Visit Your Local PBS Station PBS Home PBS Home Programs A-Z TV Schedules Watch Video Donate Shop PBS Search PBS

SUPPORT PROVIDED BY

Support ANTIQUES ROADSHOW by supporting public television! Give Today
  • ON TV
  • ON TOUR
  • WATCH ONLINE
  • WEB EXCLUSIVES
  • RESOURCES
  • SHOP
  • The Roadshow Archive

    18th-Century Clipped Signature Collection of Famous Americans

    Appraised Value:

    $8,000 - $12,000

    Appraised on: June 26, 2004

    Appraised in: St. Paul, Minnesota

    Appraised by: Ian Ehling

    Category: Books & Manuscripts

    Episode Info: St. Paul, Hour 2 (#902)

    Originally Aired: January 10, 2005

    slideshow IMAGE: 1 of 1  

    More Like This:

    Form: Autograph, Letter, Document
    Material: Paper
    Period / Style: 18th Century
    Value Range: $8,000 - $12,000

    Related Links:

    Understanding Our Appraisals
    Useful tips to keep in mind when watching ANTIQUES ROADSHOW

    Comment

    Appraisal Video: (3:00)

    appraiser

    Appraised By:

    Ian Ehling
    Books & Manuscripts
    Vice President, Specialist Books and Manuscripts
    Christie's

    Appraisal Transcript:
    GUEST: Uh, these are signatures that came from my great-great-great-great-- I think that's enough -- grandfather. He was Thomas Melville. He was in the Boston Tea Party, and he was also a grandfather to Herman Melville, the writer, and these were just passed through the family. When we got them... I think my father is the one who put them in this book, but when we got them, they were just a bunch of signatures in a box. And somewhere along the way, somebody cut them all off of the documents, so it's just the signatures.

    APPRAISER: The autographs we see here are actually from contemporaries of Thomas Melville, so it is likely that he's received them. What we just have trouble with is proving that they were actually sent to him. So here's, for instance, a very significant signature by John Hancock that was obviously attached to a larger document. Here we see the signature of George Washington and Jefferson on the same document, presumably, we don't know, but presumably from a ship's paper. That's the most likely document that both of them would have signed at the time. You get James Monroe. All those are cut signatures. This one we can't even tell whether or not it was a letter or a document. It just has the full signature of James Monroe. And here is Roosevelt's signature that obviously wasn't attached or sent to Melville. That was a lot further along. I don't know where that one came from. And so it... probably someone in your family had the signatures and also added this one just as a... as an addition to the collection. What is sad about the group is that they were cut and it was something done, usually, at the turn of the century, that they were, you know, the documents were cut down and then people just used the signature. And with this Roosevelt letter, you can actually see what happened to it. You have the two parts that actually... This is the letter, and here you get your signature. You can see how it was, you know, cut out. You get the actual letter, but that is-- that's too bad. People, you know, assign value to... to certain things and in this case, they thought it was the signature, and today, it is the signature and the actual letter. The value for the cut signatures in this group is about $8,000 to $12,000.

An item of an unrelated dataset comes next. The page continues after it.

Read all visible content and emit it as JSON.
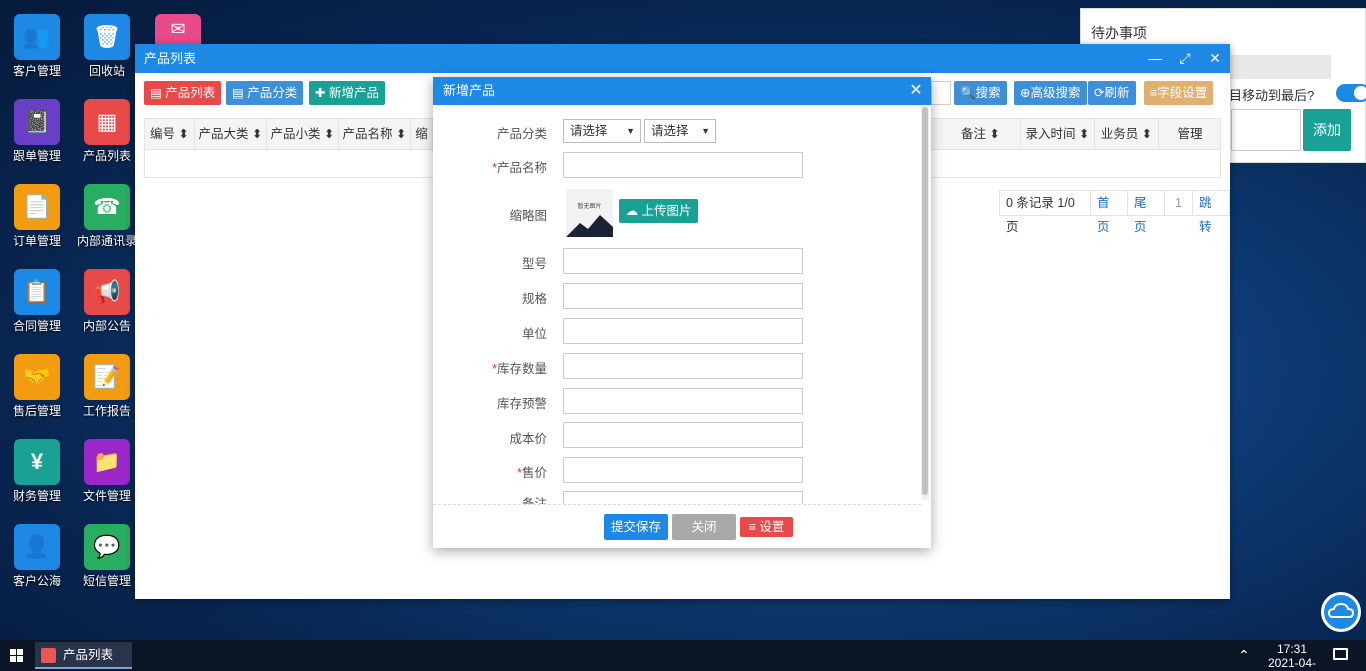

    GUEST: Oh, that's... that's a lot more than I thought.

    APPRAISER: If we had the letters, and if the contents of the letter was good, it could probably be ten times the amount.

    GUEST: Well, that was before my time. Nothing I can do about it.

    APPRAISER: Yeah, you're not responsible for it, but it's.. it's unfortunate. But it's still a good group of autographs.



    WGBH This website is produced for PBS Online by WGBH Boston. ©1997-2014 WGBH Educational Foundation.
    ANTIQUES ROADSHOW is a trademark of the BBC and is produced for PBS by WGBH under license from BBC Worldwide.
    WGBH and PBS are not responsible for the content of websites linked to or from ANTIQUES ROADSHOW Online.
    PBS is a 501(c)(3) not-for-profit organization.

    ROADSHOW on Facebook ROADSHOW Tweets ROADSHOW on YouTube